Saipan’s rich history in a nutshell - Saipan Tribune - 07/12/2017
CNMI historian Don Farrell has updated a book he first wrote 26 years ago.
Saipan: A Brief History, which Farrell wrote in 1991, has been updated up to the 20th Legislature, to include new administrations and Chinese and Korean versions of the publication. Its cover shows an aerial photograph of the iconic Managaha Island.
To launch the updated publication, Farrell held a book signing on June 29 at the American Memorial Park museum. Farrell described his book as the history of Saipan in a nutshell, highlighting the key events of Saipan’s long and in-depth history.
He said he decided to publish a Korean and Chinese version of the book in order for tourists to learn about Saipan’s history.
The cover of Saipan: A Brief History, which Don Farrell first wrote in 1991, shows an aerial photograph of the iconic Managaha Island. (Contributed Photo)
In June’s book signing, a short film was played to showcase the pictures that the book features, starting from the ancient Chamorro era up to photos of Saipan today.

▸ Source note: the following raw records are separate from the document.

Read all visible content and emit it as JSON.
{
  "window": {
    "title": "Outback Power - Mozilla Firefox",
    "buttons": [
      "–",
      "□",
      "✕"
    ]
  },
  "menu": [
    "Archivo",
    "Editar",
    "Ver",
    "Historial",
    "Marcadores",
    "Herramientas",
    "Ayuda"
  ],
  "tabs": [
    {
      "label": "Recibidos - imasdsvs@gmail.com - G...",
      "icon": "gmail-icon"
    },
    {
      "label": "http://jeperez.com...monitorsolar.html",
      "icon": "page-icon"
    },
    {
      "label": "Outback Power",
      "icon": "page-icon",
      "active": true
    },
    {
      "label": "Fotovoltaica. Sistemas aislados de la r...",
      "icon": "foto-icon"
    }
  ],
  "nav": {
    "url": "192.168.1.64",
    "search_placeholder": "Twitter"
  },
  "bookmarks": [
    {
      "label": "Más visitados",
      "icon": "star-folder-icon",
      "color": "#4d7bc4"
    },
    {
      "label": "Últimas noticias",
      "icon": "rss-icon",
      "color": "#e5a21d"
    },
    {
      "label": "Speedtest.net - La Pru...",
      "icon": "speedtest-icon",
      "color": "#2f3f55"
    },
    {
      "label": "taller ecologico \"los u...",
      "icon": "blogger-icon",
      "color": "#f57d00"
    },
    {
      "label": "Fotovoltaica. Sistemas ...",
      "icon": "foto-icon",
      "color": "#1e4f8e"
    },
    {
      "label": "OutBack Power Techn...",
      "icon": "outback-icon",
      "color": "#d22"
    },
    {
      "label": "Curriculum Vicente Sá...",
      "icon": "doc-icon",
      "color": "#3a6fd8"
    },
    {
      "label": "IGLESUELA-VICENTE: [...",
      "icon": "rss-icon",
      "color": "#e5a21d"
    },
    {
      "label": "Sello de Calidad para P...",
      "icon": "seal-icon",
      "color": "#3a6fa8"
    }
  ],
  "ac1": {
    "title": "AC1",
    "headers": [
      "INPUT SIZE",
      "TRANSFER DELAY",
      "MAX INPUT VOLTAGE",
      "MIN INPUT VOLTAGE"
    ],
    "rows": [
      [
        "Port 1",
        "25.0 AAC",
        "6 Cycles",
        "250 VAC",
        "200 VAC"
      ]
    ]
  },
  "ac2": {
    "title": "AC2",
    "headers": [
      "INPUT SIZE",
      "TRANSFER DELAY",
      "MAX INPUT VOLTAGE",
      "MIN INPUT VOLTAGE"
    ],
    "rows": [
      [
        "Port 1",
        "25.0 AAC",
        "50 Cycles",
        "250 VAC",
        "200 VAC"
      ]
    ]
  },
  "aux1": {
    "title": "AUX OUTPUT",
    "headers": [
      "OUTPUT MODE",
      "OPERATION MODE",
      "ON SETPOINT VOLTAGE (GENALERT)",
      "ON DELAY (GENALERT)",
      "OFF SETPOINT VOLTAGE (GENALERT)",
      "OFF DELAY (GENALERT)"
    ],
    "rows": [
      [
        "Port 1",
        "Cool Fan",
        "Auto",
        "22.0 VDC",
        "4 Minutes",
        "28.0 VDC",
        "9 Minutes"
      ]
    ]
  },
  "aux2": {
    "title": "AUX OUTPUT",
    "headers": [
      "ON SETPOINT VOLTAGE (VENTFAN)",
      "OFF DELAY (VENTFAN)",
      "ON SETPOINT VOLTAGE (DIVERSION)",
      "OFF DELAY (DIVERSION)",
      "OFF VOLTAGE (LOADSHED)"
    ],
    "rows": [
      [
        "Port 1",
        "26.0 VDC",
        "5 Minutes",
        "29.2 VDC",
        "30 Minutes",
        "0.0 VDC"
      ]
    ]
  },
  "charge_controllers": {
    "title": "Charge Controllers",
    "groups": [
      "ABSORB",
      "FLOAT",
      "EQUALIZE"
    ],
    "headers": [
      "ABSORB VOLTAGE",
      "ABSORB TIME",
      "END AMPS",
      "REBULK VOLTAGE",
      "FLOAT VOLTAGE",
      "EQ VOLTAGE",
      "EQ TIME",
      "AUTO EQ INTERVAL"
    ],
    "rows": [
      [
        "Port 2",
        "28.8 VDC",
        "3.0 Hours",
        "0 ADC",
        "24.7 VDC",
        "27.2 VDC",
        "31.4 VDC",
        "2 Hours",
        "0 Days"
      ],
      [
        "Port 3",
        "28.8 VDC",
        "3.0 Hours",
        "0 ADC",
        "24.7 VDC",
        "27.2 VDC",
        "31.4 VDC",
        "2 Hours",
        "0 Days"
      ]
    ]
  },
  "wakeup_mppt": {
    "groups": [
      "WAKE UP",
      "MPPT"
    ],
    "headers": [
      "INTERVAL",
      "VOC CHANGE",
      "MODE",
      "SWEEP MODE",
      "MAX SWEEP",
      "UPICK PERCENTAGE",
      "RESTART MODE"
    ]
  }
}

Farrell has also written about the history of Guam. His books have been used in history classes.
Rep. Edwin Propst (Ind-Saipan), who was present at the book signing, said the book is informative, well written, and that he will continue to read it to his children for them to learn more about the island’s rich history.
Saipan: A Brief History is an easy read without scrimping on the important events and details of not only Saipan but the Northern Marianas as well.
It gave a glimpse of how pre-Spanish society on the islands thrived and how the Spanish were so threatened by the natives’ flying proas that they totally outlawed them.
The following German and Japanese colonial periods, according to Farrell, ushered unprecedented economic growth in the islands and gave the indigenous population access to education that was not available during the Spanish era.
World War II was a clash of titans with Saipan an unwitting battlefield for American and Japanese forces, much to the dismay of the island’s local population, according to Farrell.
Post-war life on the Saipan was described by Farrell as a slow and steady journey to self-government as the island, along with Tinian and Rota, inched toward becoming a commonwealth of the U.S., which included an unsuccessful attempt to reunify with Guam.
Farrell also gave a rundown of CNMI governors from Dr. Carlos S. Camacho to Ralph DLG Torres and their respective achievements during their terms.
Farrell’s Saipan: A Brief History is a must-read for history buffs. It can also be a favorite for those who just love to collect coffee table books with its rare photos of pre-World War II Saipan and post-war life on the island.
Not only does the book appeal to islanders, but also it appeals to other ethnic groups that come and want to learn more about the island’s history. Tour guides could also use this book in order to give actual historical facts to tourists.